Formwork construction at its most challenging
The production of the formwork elements is extremely challenging due to the complex geometries that have to be achieved. As if that alone wasn’t difficult enough, the 28 chalice-shaped pillars also vary in form, angle and height. A total of approximately 500 individual parts have to be produced for the project. Many of them weigh more than 5 t and have to be transported to the building site by special vehicles, escorted by police cars. Up to 180 trips are required. Most of the moulds are intended for repeated use, some of them for over 20 castings. Additional elements are used at the bases and the edges of the structures to accommodate the variations in geometry.

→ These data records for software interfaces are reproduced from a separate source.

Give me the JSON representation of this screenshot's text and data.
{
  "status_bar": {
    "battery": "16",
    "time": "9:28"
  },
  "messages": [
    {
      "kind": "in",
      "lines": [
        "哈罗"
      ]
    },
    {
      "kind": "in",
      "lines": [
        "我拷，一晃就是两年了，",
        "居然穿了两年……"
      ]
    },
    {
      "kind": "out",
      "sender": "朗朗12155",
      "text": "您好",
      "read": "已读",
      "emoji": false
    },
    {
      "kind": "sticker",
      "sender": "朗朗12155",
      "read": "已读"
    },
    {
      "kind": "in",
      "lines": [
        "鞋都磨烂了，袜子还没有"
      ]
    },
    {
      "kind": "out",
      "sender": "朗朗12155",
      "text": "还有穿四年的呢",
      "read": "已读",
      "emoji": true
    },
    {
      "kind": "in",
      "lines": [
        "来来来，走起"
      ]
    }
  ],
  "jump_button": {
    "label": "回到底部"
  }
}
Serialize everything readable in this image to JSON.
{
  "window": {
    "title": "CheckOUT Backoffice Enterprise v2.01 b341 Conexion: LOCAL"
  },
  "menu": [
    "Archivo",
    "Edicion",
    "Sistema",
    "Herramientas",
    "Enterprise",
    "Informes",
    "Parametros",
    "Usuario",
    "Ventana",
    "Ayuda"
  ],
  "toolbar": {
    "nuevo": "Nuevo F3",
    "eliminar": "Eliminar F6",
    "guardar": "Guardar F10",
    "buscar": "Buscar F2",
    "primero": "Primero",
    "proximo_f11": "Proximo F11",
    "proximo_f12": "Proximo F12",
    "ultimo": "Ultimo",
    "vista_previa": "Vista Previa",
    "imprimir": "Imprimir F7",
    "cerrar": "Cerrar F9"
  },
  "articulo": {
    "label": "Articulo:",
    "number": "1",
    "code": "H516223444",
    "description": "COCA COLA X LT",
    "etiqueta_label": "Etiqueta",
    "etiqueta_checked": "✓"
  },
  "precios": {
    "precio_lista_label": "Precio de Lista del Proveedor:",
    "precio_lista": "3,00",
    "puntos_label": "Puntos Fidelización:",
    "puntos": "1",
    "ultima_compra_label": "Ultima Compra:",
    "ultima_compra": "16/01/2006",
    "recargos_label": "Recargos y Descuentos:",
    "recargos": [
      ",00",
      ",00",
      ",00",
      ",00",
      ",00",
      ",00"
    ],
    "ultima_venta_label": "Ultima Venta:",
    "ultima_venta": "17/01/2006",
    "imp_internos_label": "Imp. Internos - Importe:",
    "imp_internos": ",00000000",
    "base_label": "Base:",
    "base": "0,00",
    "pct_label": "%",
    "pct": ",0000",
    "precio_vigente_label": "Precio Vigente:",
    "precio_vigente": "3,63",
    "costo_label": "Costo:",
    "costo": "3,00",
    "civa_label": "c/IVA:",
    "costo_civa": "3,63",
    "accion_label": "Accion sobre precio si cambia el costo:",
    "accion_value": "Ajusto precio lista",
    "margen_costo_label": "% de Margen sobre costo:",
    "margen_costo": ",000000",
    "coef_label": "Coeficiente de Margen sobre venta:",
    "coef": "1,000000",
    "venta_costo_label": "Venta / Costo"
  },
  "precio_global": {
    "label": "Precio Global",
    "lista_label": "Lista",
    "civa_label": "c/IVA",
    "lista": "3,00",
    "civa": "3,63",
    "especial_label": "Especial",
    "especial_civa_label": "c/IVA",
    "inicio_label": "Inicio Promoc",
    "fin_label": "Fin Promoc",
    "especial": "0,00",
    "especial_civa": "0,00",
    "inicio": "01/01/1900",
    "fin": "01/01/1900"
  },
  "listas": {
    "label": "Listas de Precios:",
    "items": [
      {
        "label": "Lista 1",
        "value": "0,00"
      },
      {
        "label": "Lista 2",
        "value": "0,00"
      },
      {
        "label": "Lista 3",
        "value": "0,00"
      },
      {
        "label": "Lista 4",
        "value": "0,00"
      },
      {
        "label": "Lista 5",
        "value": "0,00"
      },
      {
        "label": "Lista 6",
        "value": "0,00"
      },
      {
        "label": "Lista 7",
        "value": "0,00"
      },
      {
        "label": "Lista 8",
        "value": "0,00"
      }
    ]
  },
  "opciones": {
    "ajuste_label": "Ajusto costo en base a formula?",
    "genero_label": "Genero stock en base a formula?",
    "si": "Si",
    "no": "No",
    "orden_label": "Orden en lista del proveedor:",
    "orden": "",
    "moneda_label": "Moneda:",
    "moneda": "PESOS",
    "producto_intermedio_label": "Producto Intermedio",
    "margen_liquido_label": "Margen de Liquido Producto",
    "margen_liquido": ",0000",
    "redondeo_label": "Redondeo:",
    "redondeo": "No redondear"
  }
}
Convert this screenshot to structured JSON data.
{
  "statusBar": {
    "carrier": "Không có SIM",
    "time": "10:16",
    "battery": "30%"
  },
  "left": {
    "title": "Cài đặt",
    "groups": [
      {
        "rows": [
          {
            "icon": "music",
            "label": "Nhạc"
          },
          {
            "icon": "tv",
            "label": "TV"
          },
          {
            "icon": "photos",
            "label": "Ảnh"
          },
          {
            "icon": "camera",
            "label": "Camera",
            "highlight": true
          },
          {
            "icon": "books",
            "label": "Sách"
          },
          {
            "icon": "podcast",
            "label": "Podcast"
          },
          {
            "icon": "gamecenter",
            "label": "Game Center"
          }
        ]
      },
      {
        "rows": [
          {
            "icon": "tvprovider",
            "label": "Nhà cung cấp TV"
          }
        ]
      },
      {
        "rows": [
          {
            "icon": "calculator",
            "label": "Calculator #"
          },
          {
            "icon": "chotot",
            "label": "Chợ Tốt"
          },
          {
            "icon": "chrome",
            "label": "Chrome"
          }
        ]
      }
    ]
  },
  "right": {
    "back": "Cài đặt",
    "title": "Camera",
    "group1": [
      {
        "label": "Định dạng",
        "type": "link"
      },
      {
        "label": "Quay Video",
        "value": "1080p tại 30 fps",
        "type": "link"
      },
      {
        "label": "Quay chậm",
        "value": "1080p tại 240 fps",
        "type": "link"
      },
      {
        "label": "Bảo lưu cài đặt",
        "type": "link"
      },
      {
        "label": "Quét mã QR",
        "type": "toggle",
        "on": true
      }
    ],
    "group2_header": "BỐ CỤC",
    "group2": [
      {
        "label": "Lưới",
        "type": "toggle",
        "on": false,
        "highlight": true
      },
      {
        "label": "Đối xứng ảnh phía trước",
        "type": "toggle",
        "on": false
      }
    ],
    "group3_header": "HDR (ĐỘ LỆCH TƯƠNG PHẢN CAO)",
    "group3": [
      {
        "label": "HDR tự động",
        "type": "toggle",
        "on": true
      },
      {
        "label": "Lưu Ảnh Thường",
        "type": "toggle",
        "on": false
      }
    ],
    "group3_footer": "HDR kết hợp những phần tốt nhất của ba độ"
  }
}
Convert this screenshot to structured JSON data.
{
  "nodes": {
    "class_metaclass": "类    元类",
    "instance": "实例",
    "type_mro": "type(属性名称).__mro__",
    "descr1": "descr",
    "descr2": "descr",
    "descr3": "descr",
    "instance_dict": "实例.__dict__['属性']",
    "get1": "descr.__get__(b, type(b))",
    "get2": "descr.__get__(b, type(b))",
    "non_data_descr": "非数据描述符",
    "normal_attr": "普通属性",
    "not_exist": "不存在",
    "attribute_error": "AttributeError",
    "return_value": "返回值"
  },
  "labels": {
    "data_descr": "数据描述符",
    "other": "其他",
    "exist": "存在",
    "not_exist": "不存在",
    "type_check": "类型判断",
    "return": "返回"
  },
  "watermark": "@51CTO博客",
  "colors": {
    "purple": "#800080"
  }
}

When Ottmar Bögel recalls one of the milestones of the project, you can sense his excitement. “It was a very emotional moment when we completed the base of the first chalice-shaped pillar in June 2017. It was the fruit of two-and-a-half years of hard work, extensive theoretical deliberations, detailed model calculations, real-life experiments, and discussions with experts. All that was needed just to begin the development of the whole construction process as you can see it being implemented today,” says Ottmar Bögel. Andreas Amorth adds, “For quality assurance, we even acquired a 3D scanner to compare the completed moulds with the desired target specifications. To do that, we used an integrated BIM 5D environment with an integrated data workflow.”


A science in itself
The work isn’t done once the routed spruce timber moulds are cut. They also need to be coated before they can be used at the construction site. Architect Christoph Ingenhoven asked for smooth concrete surfaces without any visible marks. To achieve this vision, a lot of thought and expertise had to go into the coating process. Applying a formula that was specially developed for this project, the elements are coated with a mixture of different resins to achieve ultra-smooth surfaces. “We specifically set up a new coating line and obtained expert advice from chemists and specialists working in shipbuilding and aerospace engineering,” says Andreas Amorth.

A project like this shows that the effective teamwork needed to create a work of art is truly an art in itself.